Records from a dataset
----

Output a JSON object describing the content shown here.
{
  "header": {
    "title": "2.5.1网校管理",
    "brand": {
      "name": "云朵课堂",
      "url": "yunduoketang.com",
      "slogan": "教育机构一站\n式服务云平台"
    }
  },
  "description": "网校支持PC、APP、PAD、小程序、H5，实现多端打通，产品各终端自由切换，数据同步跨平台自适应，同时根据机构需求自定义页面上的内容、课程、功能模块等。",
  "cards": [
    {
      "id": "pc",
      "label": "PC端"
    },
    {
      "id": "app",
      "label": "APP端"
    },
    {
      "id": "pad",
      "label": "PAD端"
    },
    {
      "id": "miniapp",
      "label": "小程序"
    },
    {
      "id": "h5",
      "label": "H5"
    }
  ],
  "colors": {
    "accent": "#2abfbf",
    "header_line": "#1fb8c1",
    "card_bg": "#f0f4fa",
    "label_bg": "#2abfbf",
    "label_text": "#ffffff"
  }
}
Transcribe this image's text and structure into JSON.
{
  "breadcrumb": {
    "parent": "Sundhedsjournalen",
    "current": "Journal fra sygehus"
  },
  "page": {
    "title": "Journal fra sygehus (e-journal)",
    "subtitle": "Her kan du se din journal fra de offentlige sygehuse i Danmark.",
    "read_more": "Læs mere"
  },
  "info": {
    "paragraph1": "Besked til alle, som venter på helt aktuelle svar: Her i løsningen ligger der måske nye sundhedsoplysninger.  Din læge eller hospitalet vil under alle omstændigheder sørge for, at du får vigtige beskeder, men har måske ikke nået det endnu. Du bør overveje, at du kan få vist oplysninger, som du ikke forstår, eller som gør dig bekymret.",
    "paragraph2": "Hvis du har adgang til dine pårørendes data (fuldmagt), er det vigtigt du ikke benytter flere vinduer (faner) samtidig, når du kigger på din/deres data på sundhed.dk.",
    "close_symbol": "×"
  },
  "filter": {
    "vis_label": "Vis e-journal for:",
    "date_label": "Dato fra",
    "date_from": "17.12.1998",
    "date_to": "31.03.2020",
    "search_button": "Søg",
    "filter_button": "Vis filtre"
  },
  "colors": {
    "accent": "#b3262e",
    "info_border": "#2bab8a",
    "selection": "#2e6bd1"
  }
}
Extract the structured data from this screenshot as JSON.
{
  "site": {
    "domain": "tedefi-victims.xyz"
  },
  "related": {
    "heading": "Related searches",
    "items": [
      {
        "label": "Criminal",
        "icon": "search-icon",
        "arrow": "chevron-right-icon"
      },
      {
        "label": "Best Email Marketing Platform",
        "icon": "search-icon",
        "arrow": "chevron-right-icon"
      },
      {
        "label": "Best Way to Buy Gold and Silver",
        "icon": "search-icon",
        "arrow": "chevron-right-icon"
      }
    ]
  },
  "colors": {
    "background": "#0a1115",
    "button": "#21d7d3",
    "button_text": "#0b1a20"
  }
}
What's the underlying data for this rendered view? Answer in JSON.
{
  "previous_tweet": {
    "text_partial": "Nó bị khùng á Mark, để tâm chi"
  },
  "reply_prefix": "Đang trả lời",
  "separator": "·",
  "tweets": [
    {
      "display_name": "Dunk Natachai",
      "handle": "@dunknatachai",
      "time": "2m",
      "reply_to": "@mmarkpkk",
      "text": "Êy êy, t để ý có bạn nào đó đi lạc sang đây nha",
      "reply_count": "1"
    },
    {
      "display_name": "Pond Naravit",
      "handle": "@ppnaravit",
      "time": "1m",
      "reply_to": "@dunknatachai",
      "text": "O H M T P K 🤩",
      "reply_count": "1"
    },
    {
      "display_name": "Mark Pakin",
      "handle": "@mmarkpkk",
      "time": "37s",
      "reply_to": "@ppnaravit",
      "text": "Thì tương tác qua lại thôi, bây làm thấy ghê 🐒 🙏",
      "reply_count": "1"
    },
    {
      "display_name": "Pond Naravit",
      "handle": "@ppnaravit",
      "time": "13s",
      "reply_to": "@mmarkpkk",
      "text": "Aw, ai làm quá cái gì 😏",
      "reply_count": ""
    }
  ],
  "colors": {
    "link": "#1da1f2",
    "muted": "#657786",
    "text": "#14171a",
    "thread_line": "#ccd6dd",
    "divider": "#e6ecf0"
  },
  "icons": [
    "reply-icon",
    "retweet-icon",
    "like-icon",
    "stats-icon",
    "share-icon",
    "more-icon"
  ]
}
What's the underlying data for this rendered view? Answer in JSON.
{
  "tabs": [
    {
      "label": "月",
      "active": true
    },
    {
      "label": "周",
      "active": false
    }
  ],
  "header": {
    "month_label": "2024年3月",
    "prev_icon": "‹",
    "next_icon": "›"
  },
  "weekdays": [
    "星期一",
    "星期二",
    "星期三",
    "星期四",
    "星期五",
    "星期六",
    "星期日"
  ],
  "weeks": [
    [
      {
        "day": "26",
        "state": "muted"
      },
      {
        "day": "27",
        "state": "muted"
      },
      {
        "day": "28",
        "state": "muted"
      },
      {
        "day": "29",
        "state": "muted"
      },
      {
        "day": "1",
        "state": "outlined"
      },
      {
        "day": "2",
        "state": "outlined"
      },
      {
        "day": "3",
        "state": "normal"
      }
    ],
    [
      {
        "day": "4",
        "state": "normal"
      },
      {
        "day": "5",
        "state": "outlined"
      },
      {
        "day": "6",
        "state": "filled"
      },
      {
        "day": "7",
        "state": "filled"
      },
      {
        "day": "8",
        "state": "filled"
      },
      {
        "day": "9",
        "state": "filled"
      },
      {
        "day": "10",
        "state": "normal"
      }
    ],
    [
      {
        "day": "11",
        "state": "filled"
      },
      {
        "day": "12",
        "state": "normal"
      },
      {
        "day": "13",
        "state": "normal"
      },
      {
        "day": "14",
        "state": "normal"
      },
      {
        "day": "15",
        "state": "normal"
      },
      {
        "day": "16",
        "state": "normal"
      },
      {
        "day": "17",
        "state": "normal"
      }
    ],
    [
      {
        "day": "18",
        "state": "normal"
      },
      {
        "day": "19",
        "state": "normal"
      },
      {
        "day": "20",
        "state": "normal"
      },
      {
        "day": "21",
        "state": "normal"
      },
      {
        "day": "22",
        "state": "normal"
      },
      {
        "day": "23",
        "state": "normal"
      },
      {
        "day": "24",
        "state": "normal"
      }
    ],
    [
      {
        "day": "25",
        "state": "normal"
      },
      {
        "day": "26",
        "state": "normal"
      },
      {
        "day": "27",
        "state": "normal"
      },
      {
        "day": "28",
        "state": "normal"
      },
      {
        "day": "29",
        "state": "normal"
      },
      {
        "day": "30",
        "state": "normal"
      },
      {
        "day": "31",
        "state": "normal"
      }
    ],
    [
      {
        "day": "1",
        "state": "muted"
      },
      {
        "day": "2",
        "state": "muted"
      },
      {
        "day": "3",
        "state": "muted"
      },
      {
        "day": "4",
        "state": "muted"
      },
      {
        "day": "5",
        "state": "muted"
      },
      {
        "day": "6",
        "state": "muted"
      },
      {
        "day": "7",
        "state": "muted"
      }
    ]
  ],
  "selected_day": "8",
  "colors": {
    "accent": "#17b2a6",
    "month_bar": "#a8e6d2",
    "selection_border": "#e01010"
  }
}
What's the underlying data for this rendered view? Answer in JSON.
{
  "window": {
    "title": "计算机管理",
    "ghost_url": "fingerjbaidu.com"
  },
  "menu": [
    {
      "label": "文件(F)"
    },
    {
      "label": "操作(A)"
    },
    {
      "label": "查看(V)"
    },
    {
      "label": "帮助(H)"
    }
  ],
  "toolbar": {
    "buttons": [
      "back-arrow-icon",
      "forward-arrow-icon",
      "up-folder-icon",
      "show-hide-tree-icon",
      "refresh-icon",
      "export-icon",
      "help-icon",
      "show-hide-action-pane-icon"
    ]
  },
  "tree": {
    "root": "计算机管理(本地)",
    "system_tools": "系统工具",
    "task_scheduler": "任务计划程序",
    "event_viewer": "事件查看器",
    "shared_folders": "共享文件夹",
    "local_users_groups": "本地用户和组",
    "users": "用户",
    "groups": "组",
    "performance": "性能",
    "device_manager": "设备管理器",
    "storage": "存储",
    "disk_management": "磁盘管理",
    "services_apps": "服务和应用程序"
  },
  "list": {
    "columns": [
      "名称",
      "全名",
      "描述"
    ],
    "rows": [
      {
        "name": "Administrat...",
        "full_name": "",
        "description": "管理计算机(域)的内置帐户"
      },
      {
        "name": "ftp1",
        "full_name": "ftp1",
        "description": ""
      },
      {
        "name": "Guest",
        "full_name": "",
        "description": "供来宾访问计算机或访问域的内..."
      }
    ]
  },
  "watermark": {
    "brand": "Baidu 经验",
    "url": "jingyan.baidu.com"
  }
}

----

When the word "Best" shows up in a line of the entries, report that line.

        "label": "Best Email Marketing Platform",
        "label": "Best Way to Buy Gold and Silver",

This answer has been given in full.